→ **Problem requirements**: Please copy every line from the records below that contains the string "true".
Data extracts section start
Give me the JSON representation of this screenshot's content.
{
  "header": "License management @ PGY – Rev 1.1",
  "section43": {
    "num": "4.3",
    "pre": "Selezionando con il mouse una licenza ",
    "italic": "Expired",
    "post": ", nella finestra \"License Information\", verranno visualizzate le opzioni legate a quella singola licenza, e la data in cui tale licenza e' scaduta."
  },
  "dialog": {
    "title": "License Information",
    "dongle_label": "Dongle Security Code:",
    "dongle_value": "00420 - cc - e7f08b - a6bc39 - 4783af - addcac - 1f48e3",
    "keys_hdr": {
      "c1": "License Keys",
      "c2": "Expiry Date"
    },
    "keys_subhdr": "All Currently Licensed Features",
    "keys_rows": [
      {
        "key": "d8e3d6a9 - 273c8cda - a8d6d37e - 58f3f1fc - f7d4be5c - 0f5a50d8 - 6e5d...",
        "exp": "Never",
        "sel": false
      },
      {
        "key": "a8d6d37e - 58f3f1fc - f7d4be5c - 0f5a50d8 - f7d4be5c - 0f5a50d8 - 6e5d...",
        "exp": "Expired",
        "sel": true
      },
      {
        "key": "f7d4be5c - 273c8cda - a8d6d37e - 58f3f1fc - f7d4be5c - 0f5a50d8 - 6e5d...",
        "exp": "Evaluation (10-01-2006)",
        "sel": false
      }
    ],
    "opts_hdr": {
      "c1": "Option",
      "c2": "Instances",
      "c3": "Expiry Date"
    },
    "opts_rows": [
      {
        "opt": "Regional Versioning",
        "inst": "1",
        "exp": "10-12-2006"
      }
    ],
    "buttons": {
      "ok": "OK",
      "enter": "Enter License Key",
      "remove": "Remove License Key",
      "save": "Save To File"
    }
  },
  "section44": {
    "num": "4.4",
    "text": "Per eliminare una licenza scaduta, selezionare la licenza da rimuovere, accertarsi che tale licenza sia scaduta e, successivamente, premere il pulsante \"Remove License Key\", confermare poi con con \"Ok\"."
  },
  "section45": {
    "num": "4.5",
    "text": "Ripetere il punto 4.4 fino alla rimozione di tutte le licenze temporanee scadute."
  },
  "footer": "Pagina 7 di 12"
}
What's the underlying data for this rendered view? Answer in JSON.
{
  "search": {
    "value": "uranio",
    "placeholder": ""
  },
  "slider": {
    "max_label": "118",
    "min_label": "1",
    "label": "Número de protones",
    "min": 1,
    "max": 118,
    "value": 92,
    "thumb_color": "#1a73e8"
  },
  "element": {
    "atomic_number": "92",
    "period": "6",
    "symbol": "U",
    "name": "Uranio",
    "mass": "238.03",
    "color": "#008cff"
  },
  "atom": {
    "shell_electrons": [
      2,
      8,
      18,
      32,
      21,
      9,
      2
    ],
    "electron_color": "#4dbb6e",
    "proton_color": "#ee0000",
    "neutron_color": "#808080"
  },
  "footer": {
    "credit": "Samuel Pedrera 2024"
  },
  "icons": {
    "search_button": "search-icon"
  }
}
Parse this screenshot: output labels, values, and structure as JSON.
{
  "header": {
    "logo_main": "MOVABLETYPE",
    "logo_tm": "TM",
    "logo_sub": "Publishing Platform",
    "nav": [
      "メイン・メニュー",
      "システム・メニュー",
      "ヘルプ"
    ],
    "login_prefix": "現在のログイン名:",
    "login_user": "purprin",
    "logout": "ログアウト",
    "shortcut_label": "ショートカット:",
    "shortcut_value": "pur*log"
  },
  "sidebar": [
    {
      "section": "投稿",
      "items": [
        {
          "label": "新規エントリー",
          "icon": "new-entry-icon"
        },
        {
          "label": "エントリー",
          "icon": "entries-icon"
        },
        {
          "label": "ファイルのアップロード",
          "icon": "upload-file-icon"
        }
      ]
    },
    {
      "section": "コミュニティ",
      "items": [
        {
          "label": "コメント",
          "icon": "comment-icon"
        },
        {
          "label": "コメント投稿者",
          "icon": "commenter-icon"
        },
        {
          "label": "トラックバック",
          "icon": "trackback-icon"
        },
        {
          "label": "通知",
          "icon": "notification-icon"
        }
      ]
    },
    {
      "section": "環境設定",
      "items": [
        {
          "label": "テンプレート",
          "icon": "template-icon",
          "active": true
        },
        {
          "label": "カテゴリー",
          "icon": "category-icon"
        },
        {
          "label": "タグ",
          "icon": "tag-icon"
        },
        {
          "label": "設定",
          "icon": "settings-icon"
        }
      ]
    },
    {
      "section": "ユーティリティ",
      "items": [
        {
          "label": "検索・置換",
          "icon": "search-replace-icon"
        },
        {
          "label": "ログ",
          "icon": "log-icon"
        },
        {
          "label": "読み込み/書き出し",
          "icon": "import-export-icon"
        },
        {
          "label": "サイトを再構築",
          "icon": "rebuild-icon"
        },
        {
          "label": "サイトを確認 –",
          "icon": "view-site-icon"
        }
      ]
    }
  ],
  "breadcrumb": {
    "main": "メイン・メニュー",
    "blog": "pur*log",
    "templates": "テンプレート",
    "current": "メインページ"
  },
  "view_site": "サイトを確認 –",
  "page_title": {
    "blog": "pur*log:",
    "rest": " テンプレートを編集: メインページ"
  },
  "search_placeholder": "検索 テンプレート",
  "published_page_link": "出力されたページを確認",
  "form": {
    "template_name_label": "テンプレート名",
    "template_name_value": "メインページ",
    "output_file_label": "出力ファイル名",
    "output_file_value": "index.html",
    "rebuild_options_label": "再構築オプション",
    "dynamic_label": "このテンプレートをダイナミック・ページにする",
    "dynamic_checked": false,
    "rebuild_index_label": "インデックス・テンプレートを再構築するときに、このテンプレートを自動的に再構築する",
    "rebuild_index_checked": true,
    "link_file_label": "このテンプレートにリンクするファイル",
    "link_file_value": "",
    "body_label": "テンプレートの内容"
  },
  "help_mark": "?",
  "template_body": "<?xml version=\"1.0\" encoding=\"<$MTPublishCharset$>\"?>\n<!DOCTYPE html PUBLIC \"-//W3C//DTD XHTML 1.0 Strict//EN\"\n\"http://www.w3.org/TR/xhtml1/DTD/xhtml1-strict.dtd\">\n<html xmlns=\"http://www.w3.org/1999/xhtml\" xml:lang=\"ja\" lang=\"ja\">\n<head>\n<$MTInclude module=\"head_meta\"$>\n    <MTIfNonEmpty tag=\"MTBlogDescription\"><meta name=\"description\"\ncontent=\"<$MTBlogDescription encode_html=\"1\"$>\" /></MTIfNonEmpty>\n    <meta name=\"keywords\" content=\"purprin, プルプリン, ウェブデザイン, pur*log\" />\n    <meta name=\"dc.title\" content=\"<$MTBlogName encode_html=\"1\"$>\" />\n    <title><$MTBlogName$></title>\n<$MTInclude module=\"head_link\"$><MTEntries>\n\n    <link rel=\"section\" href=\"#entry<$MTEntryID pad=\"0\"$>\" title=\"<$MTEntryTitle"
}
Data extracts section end
→ **Expected answer**:
        "sel": true
          "active": true
    "rebuild_index_checked": true,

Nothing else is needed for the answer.